Records supplied
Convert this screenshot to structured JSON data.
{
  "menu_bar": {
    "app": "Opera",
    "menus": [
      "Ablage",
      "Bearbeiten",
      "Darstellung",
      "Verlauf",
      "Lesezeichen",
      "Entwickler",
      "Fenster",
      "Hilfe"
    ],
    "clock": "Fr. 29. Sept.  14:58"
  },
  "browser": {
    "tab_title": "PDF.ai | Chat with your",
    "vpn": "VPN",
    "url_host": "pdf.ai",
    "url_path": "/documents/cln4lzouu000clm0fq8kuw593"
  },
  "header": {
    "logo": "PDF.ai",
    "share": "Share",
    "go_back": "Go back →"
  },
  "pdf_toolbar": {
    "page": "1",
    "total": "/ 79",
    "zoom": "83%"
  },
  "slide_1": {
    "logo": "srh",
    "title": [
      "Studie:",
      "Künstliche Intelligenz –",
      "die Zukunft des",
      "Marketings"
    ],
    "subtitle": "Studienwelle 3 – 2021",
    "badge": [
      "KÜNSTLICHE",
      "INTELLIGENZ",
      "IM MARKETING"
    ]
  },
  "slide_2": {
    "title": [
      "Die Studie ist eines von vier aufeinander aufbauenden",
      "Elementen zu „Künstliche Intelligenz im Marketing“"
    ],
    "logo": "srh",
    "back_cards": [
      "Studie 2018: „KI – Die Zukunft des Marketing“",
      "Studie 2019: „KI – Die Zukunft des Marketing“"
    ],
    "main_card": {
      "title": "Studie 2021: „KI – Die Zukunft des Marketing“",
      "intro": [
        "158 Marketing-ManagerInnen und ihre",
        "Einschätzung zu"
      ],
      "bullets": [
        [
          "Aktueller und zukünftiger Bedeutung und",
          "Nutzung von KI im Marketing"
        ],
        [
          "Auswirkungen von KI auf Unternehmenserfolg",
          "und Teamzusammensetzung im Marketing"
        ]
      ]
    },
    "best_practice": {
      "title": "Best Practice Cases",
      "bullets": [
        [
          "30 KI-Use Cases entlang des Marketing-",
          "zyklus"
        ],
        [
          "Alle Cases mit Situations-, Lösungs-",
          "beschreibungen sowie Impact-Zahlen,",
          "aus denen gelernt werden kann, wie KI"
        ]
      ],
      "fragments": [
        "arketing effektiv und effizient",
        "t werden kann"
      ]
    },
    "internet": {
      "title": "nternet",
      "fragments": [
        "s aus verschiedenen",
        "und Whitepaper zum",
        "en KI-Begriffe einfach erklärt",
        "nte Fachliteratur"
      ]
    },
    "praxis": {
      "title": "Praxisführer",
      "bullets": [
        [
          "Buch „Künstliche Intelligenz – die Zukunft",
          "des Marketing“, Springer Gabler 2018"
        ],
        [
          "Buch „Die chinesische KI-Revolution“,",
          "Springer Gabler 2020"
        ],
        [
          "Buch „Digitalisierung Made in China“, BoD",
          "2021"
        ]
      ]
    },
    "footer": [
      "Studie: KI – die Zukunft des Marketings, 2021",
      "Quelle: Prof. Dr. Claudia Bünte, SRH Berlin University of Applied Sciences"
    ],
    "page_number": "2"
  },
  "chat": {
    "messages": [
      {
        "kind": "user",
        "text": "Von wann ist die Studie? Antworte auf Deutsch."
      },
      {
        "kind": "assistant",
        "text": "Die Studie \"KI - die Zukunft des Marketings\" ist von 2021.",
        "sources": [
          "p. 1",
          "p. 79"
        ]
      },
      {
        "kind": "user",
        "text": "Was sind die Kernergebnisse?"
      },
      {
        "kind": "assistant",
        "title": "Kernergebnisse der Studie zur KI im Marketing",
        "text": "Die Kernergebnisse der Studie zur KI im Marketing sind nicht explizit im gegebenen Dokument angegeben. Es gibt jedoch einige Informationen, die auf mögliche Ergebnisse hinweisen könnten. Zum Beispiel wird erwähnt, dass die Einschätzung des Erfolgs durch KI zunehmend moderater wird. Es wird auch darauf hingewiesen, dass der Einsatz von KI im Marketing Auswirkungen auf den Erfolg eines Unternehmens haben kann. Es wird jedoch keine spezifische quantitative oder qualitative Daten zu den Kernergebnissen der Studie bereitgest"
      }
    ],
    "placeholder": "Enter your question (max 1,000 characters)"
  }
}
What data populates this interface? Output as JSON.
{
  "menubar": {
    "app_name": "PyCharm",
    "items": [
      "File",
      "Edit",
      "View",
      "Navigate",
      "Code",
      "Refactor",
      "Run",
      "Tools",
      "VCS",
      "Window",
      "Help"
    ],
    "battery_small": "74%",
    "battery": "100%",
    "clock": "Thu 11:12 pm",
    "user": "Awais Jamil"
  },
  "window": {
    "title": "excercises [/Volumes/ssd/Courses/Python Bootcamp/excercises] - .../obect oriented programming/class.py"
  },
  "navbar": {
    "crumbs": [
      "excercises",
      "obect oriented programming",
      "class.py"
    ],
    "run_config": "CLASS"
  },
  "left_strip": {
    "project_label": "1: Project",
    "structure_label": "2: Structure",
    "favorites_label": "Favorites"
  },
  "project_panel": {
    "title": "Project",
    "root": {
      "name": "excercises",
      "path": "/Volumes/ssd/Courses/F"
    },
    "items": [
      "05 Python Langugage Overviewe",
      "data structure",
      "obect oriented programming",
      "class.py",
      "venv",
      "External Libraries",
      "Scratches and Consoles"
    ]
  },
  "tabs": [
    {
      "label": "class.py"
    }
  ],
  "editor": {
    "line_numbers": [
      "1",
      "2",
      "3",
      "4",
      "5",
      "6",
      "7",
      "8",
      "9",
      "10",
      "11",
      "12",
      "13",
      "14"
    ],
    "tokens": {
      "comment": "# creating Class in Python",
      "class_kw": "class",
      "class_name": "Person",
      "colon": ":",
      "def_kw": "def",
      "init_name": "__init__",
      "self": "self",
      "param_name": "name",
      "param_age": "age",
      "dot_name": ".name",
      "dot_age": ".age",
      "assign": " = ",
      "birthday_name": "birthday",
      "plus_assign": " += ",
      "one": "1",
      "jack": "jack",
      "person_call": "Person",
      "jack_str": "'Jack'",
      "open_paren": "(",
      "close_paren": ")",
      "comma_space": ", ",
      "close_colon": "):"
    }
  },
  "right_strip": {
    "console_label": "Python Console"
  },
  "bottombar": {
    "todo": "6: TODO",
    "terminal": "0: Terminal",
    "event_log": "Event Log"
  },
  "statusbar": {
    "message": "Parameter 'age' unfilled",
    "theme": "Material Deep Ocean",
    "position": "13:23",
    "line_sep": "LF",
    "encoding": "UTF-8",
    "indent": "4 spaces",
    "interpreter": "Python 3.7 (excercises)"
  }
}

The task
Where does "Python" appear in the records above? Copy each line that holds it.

Reply
    "title": "excercises [/Volumes/ssd/Courses/Python Bootcamp/excercises] - .../obect oriented programming/class.py"
      "05 Python Langugage Overviewe",
      "comment": "# creating Class in Python",
    "console_label": "Python Console"
    "interpreter": "Python 3.7 (excercises)"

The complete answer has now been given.